EXERCISE DIRECTIONS → If a line in the listing below includes the word "have", pick it out.
(Beginning of AVAILABLE DATA)
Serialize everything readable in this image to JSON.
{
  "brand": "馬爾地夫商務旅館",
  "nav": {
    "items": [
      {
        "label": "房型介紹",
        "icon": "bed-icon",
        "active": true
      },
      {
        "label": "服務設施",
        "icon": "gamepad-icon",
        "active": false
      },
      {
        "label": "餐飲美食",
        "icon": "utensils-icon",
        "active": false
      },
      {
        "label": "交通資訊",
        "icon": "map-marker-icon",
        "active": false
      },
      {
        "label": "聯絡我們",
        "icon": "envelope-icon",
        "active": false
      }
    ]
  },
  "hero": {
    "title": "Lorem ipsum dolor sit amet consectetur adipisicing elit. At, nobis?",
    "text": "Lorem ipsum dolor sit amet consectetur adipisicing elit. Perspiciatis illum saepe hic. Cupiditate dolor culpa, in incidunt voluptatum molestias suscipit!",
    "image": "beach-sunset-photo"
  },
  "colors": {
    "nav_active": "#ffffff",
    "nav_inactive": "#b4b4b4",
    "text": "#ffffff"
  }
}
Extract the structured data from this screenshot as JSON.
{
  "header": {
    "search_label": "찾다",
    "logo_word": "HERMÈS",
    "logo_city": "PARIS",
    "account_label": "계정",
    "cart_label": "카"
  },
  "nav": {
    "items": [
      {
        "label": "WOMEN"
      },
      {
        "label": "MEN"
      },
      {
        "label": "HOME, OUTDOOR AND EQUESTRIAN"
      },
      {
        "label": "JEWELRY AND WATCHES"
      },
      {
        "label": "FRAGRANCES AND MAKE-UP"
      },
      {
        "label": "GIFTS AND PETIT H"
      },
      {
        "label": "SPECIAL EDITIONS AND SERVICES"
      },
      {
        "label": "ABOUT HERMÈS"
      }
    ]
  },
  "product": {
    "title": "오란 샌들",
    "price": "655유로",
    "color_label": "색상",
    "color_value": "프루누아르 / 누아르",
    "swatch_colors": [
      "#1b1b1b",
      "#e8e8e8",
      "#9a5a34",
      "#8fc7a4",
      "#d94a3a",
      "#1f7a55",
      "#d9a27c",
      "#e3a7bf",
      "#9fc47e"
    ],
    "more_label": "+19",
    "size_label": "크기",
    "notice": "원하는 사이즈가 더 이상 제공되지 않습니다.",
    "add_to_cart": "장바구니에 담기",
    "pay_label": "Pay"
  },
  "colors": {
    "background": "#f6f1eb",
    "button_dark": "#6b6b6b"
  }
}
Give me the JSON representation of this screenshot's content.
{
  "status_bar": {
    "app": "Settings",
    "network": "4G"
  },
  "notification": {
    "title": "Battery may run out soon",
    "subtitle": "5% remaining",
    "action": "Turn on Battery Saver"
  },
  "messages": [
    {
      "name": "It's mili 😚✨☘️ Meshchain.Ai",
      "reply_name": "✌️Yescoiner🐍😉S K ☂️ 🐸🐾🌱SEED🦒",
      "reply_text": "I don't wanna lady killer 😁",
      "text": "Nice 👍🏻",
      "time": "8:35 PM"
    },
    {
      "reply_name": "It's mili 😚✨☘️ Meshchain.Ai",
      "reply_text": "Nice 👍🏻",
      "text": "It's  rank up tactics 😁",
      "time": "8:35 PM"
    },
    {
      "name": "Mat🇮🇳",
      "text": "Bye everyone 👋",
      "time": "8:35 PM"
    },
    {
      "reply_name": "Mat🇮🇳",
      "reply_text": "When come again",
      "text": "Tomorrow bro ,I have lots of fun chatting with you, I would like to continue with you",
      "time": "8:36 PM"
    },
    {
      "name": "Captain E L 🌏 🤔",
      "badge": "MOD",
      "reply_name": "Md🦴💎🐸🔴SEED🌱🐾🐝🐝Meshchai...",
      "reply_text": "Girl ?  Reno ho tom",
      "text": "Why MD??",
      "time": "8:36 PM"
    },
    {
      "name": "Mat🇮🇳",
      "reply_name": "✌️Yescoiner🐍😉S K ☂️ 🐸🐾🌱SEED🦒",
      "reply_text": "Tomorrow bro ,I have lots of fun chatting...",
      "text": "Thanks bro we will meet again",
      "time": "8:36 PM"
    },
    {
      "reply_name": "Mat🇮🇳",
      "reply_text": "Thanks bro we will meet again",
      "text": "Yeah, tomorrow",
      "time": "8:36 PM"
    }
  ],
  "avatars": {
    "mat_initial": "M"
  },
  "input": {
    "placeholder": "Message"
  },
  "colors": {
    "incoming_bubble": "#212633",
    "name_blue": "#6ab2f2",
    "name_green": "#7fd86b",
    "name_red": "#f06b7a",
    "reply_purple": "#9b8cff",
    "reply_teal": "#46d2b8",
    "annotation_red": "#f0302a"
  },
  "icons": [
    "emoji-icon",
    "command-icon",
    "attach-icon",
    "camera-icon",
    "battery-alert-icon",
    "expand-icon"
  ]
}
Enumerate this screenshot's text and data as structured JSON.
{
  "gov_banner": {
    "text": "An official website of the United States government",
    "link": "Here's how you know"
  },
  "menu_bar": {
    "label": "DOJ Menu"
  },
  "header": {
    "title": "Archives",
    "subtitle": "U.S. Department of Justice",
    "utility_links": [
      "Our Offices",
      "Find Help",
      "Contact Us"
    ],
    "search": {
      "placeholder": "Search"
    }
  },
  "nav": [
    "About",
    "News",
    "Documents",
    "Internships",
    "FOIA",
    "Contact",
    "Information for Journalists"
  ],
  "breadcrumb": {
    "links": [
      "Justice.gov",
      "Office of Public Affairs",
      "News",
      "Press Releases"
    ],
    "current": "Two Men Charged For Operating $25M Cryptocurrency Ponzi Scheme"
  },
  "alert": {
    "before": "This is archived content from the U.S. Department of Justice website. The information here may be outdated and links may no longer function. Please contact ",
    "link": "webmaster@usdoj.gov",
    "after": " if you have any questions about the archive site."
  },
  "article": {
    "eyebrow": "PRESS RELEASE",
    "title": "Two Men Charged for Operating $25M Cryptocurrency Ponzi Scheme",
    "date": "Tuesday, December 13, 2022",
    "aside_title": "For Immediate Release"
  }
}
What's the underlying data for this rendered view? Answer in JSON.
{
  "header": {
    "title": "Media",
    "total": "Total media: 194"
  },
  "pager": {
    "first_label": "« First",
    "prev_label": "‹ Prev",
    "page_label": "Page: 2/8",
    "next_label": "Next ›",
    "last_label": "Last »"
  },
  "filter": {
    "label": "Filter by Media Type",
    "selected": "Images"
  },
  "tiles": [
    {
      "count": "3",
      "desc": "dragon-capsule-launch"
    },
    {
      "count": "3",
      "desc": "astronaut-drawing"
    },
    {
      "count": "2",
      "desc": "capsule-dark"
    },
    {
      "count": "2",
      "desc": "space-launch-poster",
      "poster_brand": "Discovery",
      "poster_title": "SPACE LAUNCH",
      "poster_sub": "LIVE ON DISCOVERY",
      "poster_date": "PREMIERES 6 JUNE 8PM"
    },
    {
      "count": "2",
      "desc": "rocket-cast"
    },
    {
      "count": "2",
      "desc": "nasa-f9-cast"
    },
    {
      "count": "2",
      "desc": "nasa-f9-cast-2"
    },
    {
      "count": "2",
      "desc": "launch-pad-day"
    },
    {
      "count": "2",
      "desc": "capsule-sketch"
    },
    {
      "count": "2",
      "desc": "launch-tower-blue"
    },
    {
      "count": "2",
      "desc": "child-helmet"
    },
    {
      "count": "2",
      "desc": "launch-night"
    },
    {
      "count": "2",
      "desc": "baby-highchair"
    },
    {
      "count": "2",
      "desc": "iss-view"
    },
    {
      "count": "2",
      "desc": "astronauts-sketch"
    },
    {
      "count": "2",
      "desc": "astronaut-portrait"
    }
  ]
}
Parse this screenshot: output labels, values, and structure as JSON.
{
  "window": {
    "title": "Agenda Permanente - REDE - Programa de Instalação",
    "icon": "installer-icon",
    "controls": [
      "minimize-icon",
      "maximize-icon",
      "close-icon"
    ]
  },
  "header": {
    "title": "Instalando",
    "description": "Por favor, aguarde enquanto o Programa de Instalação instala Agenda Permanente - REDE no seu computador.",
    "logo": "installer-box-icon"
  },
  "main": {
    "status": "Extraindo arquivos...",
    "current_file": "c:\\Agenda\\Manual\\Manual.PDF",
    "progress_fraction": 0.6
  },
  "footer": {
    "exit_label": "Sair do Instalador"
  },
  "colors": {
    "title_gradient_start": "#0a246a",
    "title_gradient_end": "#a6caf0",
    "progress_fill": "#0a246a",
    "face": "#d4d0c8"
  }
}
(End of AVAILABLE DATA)
EXERCISE ANSWER →
      "text": "Tomorrow bro ,I have lots of fun chatting with you, I would like to continue with you",
      "reply_text": "Tomorrow bro ,I have lots of fun chatting...",
    "after": " if you have any questions about the archive site."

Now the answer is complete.